Passing on a Tradition


What is an everyday ritual to some, is a fascinating activity to experience for others.

La Maya Tradition by Daniel Ochoa de Olza

For women and girls in one Spanish village, the accessory carries significant meaning and is a centerpiece of a beautiful cultural tradition that dates back hundreds of years.

Each year in May, in Colmenar Viejo, Spain, locals celebrate the Las Mayas tradition; a tradition that has its origins in pagan ritual. Central to this celebration are the Maya girls, young women from the village who are adorned with flower crowns and who must sit at the staged altars for hours as a representation of the coming of springtime, renewal and fertility.

The festivity of the Maya comes from pagan rites and dates from the medieval age, appearing in ancient documents and takes place every year at the beginning of May celebrating the beginning off the spring. A girl between 7 and 11 years is chosen as 'Maya' and should sit still, serious, and quiet for a couple of hours on an altar placed on the street and decorated with local flowers and plants. While La Maya is hieratically sitting on her chair a local band plays music and other young girls dressed in white offer sweets bakery to the visitors in a festive atmosphere, afterwards they walk to the church with their family where they attend a mass ceremony.” — Daniel Ochoa de Olza

Traditional Opera in rural China by Kevin Frayer

Sichuan opera is a distinctive, centuries-old tradition, conveying stories of tales of love, tradition and family honour, in rural China.

A central part of Sichuan culture, Sicuan Opera originated and was initially developed in the city of Chengdu, which is now the capital of the province and is well—known as the ‘Hometown of Opera’ in rural China.

Kevin Fraser travelled to Cangshan in Sichuan province to watch the Jinyuan Opera Company perform. He told IBTimes UK: "As a photographer it was a lovely experience. The performers were warm and inviting and I greatly admire their dedication to keeping this tradition alive."

African Masks by Phyllis Galembo

Phyllis Galembo’s interest in the masquerade traditions of Africa and its diaspora began when she first encountered people wearing masks in Nigeria in 1985. Since then, she has travelled widely in west and central Africa and regularly to Haiti, and has been documenting the transformative and powerful masks of this nation.

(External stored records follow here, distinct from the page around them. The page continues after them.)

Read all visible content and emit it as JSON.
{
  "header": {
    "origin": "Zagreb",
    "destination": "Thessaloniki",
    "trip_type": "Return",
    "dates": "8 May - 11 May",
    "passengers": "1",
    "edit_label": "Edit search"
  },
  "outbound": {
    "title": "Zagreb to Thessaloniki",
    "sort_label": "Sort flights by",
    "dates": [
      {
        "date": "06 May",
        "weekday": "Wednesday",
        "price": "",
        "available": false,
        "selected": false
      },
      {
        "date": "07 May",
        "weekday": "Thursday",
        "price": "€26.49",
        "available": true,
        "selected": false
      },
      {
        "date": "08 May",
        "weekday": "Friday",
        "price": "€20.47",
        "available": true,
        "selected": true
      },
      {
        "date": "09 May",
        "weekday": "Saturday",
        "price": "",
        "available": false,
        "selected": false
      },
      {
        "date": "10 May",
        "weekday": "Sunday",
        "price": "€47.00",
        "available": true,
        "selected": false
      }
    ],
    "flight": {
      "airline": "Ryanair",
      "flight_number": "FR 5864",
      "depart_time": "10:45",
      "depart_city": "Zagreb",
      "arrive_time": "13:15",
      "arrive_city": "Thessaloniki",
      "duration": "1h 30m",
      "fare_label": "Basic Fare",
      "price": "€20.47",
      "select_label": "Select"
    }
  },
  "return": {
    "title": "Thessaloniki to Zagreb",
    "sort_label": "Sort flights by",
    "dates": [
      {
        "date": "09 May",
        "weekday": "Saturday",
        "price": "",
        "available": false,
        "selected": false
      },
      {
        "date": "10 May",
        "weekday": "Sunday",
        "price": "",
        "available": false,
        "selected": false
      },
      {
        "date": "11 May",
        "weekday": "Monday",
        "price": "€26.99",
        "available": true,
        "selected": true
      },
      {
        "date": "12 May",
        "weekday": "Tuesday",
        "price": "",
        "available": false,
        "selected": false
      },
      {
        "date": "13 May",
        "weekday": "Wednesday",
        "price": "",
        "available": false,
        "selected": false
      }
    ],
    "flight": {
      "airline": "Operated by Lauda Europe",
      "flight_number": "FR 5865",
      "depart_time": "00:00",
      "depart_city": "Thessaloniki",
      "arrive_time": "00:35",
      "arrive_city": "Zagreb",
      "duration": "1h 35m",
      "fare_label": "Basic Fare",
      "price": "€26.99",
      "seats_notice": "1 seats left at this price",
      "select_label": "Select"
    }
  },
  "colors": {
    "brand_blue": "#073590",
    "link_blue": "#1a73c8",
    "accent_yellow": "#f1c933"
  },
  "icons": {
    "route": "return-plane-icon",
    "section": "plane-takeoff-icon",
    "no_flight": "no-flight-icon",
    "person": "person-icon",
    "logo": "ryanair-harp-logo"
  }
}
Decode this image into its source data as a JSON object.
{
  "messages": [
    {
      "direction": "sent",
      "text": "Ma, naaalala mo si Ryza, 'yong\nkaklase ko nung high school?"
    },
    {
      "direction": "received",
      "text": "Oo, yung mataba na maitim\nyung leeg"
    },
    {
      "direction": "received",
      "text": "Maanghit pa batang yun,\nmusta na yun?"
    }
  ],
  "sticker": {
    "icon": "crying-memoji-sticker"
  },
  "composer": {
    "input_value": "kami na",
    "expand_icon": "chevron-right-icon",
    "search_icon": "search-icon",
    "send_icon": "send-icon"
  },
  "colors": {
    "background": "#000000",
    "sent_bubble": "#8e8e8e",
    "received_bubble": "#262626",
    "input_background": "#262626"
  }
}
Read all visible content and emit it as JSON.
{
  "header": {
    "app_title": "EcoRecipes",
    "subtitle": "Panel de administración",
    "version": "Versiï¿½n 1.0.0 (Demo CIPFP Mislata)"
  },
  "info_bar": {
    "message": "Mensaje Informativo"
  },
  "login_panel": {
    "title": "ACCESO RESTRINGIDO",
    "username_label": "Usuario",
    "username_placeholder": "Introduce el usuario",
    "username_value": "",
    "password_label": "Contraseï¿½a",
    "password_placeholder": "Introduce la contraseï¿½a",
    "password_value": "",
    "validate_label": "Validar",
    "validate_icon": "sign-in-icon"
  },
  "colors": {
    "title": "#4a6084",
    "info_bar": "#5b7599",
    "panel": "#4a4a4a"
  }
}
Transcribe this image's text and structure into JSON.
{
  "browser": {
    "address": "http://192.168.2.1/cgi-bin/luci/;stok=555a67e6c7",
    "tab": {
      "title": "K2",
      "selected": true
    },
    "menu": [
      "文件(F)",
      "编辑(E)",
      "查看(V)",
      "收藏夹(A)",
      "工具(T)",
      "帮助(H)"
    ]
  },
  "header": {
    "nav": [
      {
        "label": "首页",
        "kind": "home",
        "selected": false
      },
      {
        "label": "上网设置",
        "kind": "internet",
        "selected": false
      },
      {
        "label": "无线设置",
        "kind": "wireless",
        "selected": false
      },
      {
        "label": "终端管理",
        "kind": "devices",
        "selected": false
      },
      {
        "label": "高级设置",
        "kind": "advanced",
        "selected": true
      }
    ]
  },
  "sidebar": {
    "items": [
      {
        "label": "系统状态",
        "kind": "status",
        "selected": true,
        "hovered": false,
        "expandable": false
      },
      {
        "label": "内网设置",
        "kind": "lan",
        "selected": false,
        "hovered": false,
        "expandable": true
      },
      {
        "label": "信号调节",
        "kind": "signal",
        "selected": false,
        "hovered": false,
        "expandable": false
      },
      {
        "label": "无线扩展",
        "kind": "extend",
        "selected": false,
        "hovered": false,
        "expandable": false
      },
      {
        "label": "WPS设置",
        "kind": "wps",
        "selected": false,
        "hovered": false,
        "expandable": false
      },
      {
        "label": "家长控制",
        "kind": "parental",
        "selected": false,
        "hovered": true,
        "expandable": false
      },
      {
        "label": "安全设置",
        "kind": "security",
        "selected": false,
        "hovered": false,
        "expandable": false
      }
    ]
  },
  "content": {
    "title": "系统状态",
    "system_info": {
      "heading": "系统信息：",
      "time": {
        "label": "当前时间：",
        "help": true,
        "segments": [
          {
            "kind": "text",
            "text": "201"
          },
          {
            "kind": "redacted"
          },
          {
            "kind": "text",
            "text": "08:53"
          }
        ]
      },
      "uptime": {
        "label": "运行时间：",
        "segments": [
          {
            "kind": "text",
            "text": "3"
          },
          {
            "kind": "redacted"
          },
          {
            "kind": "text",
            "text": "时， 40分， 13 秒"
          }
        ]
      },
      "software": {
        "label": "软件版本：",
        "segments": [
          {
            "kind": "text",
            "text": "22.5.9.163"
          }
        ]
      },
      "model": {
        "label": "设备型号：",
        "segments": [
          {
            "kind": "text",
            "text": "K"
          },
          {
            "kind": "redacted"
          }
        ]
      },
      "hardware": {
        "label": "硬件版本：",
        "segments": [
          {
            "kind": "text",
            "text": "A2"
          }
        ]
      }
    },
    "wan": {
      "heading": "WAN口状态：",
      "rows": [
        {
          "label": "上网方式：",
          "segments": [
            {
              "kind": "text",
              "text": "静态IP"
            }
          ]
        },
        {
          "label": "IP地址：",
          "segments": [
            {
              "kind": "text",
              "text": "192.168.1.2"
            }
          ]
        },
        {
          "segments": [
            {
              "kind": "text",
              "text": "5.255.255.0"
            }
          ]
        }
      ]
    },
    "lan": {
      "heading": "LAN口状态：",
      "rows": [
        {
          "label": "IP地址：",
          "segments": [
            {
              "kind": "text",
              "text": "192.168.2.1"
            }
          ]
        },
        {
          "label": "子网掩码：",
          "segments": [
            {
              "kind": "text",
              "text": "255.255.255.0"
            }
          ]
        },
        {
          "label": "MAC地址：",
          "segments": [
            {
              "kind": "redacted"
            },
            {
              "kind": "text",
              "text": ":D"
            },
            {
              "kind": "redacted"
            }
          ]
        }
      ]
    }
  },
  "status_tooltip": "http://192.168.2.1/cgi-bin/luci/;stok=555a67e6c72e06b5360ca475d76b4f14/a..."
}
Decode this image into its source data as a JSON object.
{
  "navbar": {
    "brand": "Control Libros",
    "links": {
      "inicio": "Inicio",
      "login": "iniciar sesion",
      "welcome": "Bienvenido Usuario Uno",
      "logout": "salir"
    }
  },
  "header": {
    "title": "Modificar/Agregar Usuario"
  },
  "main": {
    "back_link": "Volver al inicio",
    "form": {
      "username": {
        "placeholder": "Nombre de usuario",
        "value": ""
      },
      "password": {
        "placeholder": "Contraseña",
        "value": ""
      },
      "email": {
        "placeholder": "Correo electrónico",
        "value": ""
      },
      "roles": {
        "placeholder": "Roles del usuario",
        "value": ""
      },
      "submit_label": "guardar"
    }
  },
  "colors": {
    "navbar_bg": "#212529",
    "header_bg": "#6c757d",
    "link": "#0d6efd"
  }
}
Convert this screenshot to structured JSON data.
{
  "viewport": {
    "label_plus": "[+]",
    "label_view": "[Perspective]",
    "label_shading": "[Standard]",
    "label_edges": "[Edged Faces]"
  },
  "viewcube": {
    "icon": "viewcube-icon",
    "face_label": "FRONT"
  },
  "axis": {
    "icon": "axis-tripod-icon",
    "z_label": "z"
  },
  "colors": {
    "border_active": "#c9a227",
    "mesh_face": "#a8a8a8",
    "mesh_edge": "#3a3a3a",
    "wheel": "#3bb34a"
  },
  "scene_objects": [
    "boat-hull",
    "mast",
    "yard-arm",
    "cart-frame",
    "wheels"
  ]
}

Galembo’s resulting book, Maske, was first published in 2010 but has since been updated and then republished by Aperture in 2016.

Historian and curator Chika Okeke-Agula, who participated in masquerades when he was a child growing up in Nigeria, introduces the book, and describes the tradition:

“Her subjects are participants in masquerade events, both traditional African ceremonies and contemporary fancy dress and carnival, all of whom use costume, body paint and masks to create mythic characters – sometimes entertaining and humorous, often dark and frightening, and always powerful and thrilling.”